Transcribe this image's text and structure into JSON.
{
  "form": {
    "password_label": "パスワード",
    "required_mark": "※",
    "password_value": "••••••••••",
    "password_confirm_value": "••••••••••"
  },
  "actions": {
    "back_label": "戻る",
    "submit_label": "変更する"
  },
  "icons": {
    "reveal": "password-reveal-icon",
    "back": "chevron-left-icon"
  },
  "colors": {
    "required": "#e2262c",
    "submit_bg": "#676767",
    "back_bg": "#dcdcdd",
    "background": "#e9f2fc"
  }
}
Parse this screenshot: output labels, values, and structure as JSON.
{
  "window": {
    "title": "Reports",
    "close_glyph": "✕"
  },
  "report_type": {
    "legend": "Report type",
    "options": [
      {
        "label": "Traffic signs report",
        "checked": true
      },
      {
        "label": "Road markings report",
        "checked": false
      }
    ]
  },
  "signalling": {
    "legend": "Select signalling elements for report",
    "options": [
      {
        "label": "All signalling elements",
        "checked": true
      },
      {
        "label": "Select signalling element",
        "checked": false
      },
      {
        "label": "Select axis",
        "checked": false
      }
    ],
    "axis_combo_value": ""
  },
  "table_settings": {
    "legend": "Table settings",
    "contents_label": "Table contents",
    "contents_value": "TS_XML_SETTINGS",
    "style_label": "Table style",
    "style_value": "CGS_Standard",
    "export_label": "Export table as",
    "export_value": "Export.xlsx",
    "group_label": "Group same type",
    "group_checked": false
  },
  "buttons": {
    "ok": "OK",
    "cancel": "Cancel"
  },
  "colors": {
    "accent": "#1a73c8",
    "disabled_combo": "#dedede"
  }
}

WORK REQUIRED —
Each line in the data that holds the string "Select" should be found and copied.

FINISHED EXERCISE —
    "legend": "Select signalling elements for report",
        "label": "Select signalling element",
        "label": "Select axis",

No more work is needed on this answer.